Before this new law, the Texas “Rule Against Perpetuities” permitted trusts to last no longer than the lifetime of anyone alive at time of trust creation (known as a “measuring life” who was identified in the trust), plus 21 years. If such a measuring life was a baby who lived to 80, the maximum length of a Texas trust was about 100 years.
In the past, Texans wishing to create a longer-term trust created the trust under the law of another state (such as a perpetual trust in Delaware, South Dakota, or Alaska, or a 365-year trust in Nevada). To do so required naming a trustee in that chosen state. Texans desiring longer-term trusts now have the choice of keeping their trusts at home. There are still other protections that may favor creating an out-of-state trust, but if the only concern is duration, a Texas trust is now an option.
Estate planners are now exploring whether irrevocable trusts created before September 1, 2021 can be modified to last longer.
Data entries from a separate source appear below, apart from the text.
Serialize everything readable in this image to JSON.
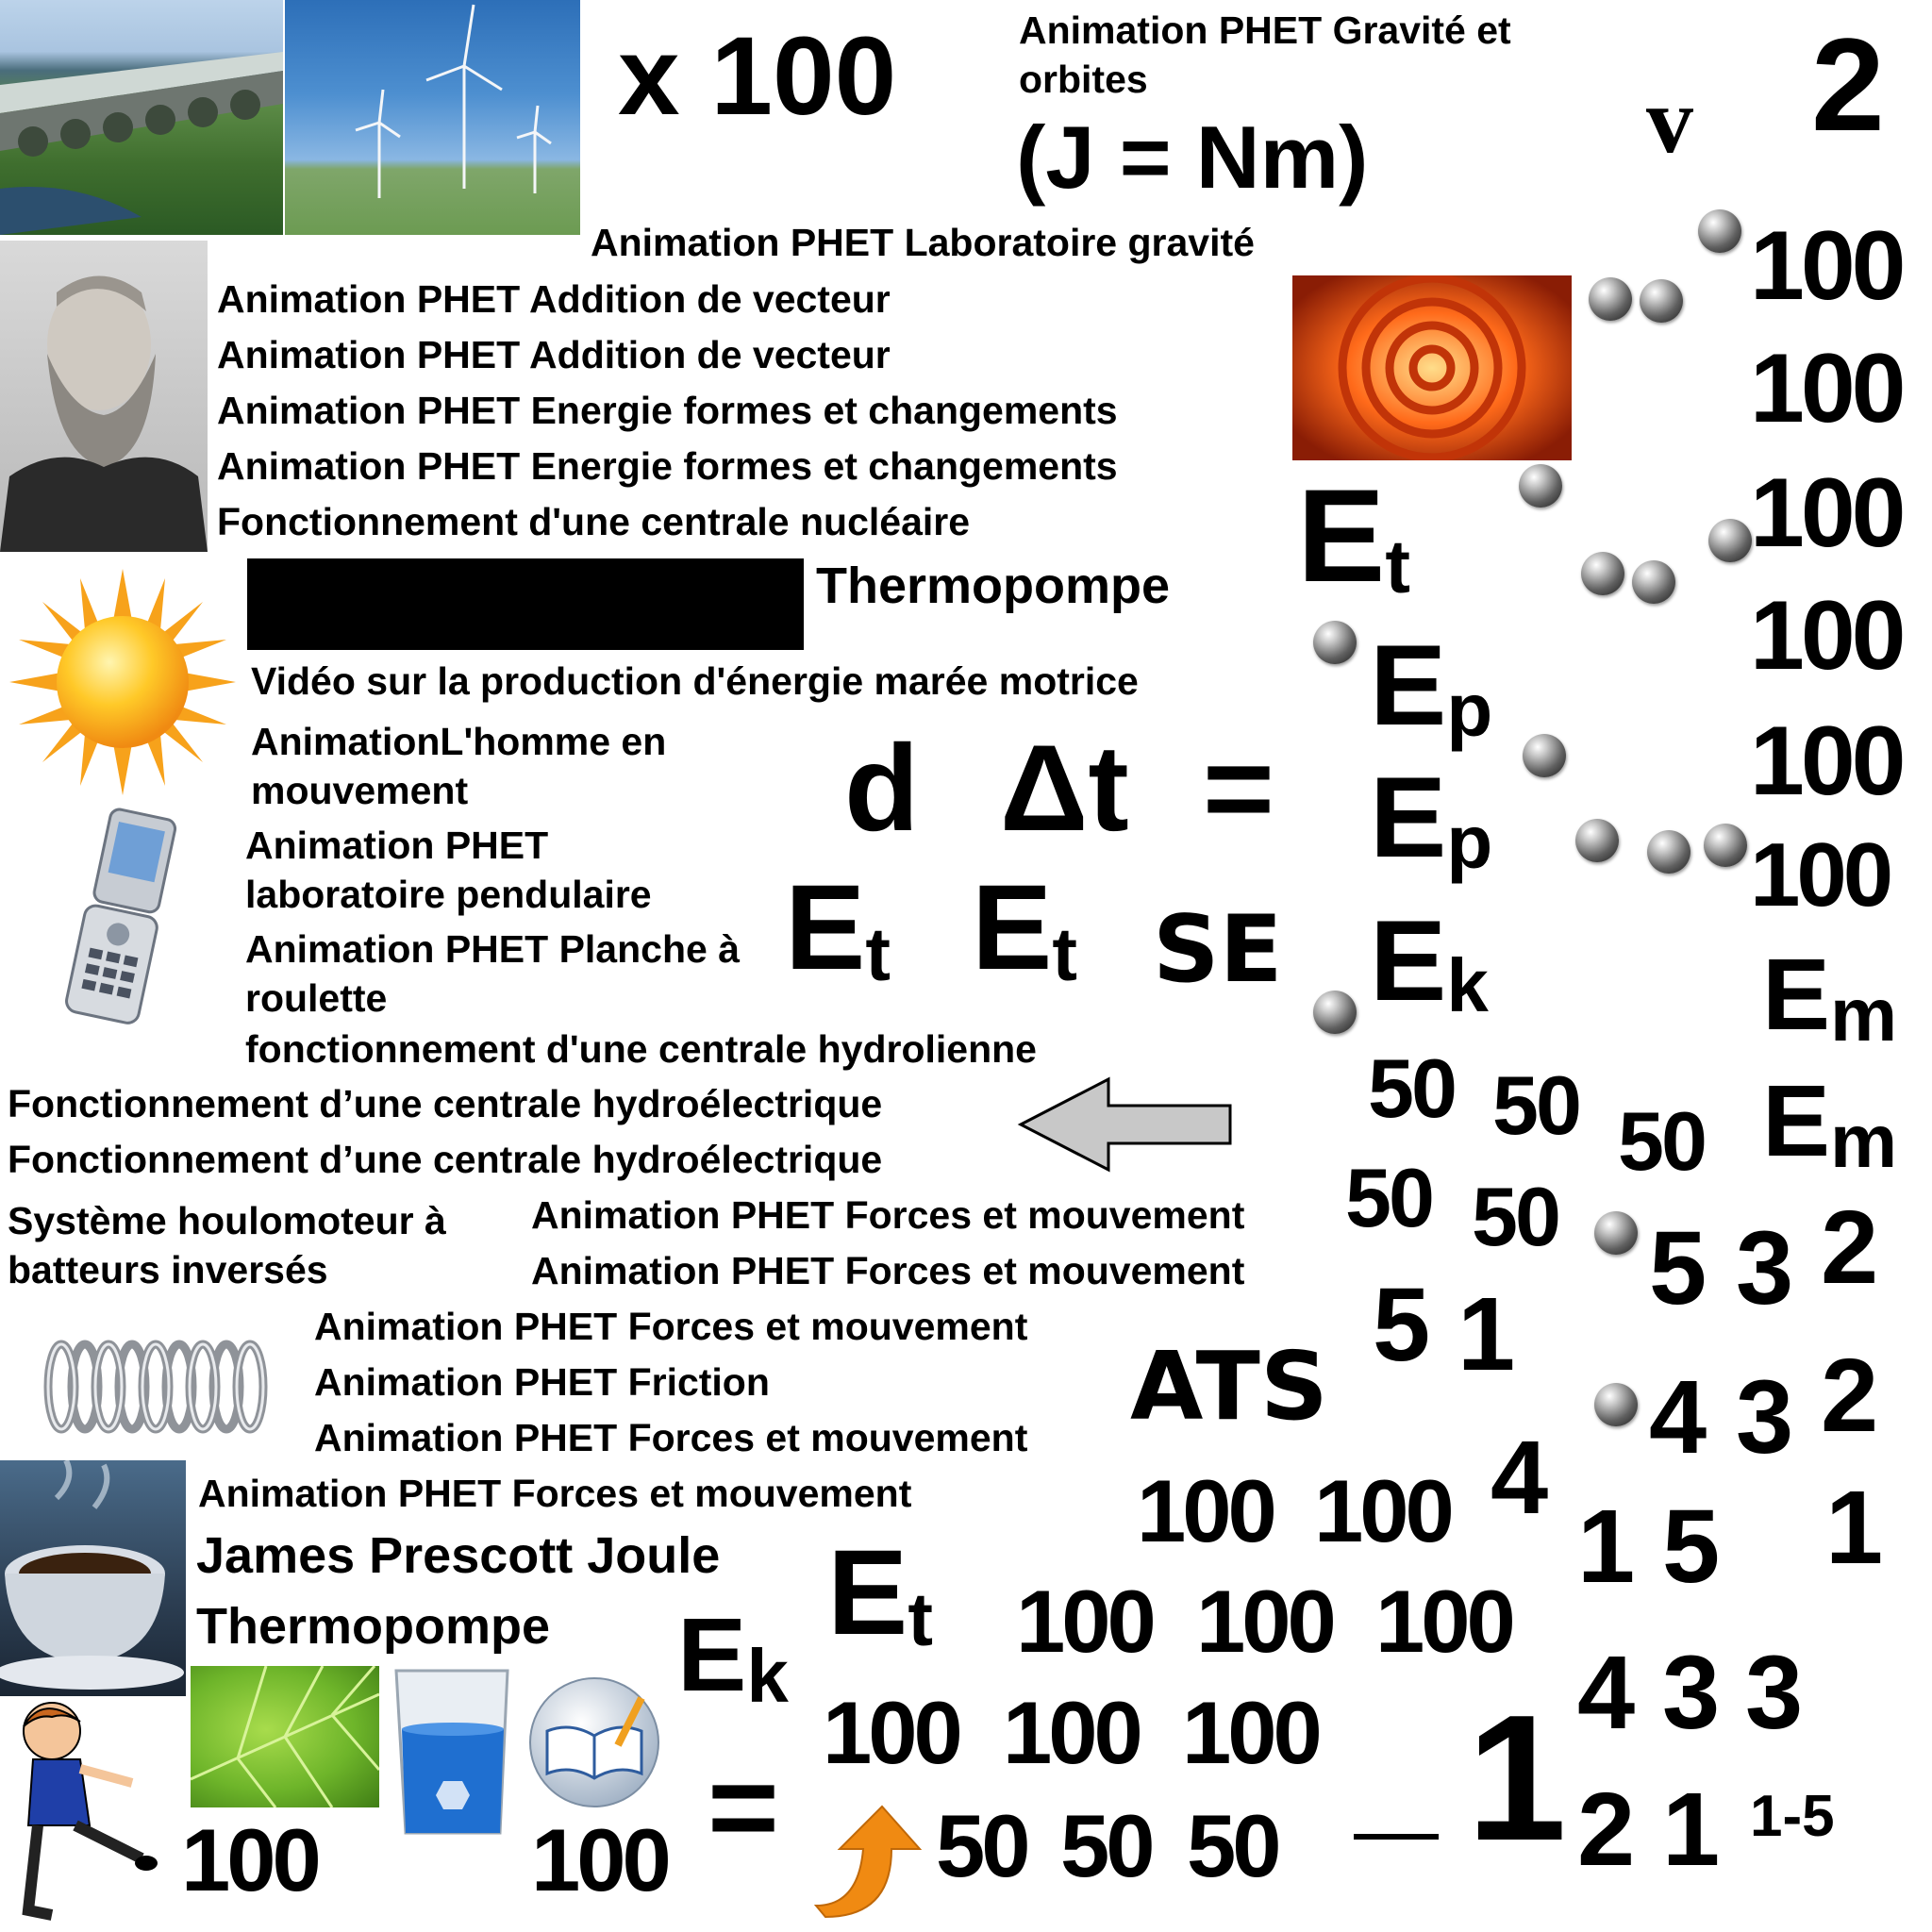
{
  "header": {
    "x100": "x 100",
    "gravity_orbits": "Animation PHET Gravité et orbites",
    "joule_unit": "(J = Nm)",
    "v": "v",
    "two": "2",
    "gravity_lab": "Animation PHET Laboratoire gravité"
  },
  "links_block1": [
    "Animation PHET Addition de vecteur",
    "Animation PHET Addition de vecteur",
    "Animation PHET Energie formes et changements",
    "Animation PHET Energie formes et changements",
    "Fonctionnement d'une centrale nucléaire"
  ],
  "thermopompe_top": "Thermopompe",
  "links_block2": {
    "tidal": "Vidéo sur la production d'énergie marée motrice",
    "man_moving": "AnimationL'homme en mouvement",
    "pendulum": "Animation PHET laboratoire pendulaire",
    "skate": "Animation PHET Planche à roulette",
    "hydrolienne": "fonctionnement d'une centrale hydrolienne",
    "hydro1": "Fonctionnement d’une centrale hydroélectrique",
    "hydro2": "Fonctionnement d’une centrale hydroélectrique",
    "wave": "Système houlomoteur à batteurs inversés"
  },
  "forces_links": [
    "Animation PHET Forces et mouvement",
    "Animation PHET Forces et mouvement",
    "Animation PHET Forces et mouvement",
    "Animation PHET Friction",
    "Animation PHET Forces et mouvement",
    "Animation PHET Forces et mouvement"
  ],
  "bottom_text": {
    "joule_name": "James Prescott Joule",
    "thermopompe": "Thermopompe"
  },
  "formula": {
    "d": "d",
    "delta_t": "Δt",
    "equals": "=",
    "E": "E",
    "sub_t": "t",
    "sub_p": "p",
    "sub_k": "k",
    "sub_m": "m",
    "se": "SE",
    "ats": "ATS",
    "dash": "—",
    "range": "1-5"
  },
  "right_column": [
    "100",
    "100",
    "100",
    "100",
    "100",
    "100"
  ],
  "numbers": {
    "n100": "100",
    "n50": "50",
    "n1": "1",
    "n2": "2",
    "n3": "3",
    "n4": "4",
    "n5": "5"
  },
  "colors": {
    "arrow_fill": "#c8c8c8",
    "orange_arrow": "#f08a12",
    "redacted": "#000000"
  }
}
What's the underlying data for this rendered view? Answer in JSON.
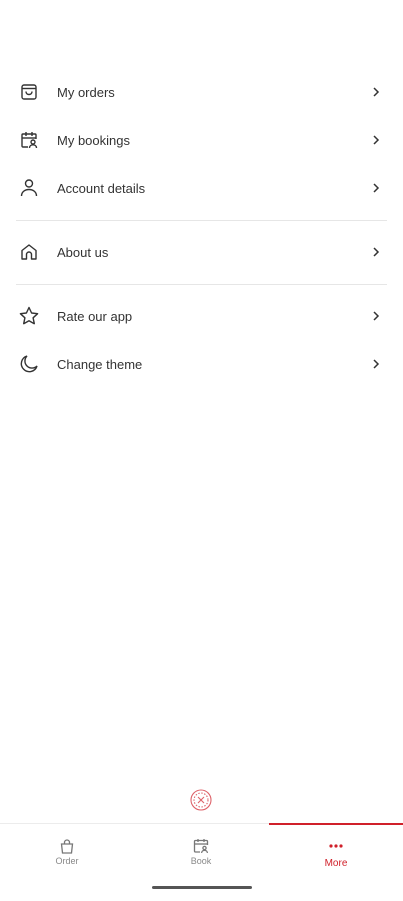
{
  "menu": {
    "group1": [
      {
        "label": "My orders",
        "icon": "shopping-bag-icon"
      },
      {
        "label": "My bookings",
        "icon": "calendar-person-icon"
      },
      {
        "label": "Account details",
        "icon": "person-icon"
      }
    ],
    "group2": [
      {
        "label": "About us",
        "icon": "home-icon"
      }
    ],
    "group3": [
      {
        "label": "Rate our app",
        "icon": "star-icon"
      },
      {
        "label": "Change theme",
        "icon": "moon-icon"
      }
    ]
  },
  "tabbar": {
    "tabs": [
      {
        "label": "Order",
        "icon": "bag-icon"
      },
      {
        "label": "Book",
        "icon": "calendar-person-icon"
      },
      {
        "label": "More",
        "icon": "more-dots-icon"
      }
    ],
    "active_tab": "More"
  },
  "colors": {
    "accent": "#d0202a",
    "text": "#333333",
    "muted": "#888888",
    "divider": "#e6e6e6"
  }
}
That analysis needs to happen on a trust-by-trust basis, depending on the facts of each case. However, what is clear is that if your Will or Living Trust creates a Texas trust that activates upon your death, you should consider amending your plan to take advantage of the new 300 year term.
Marvin E. Blum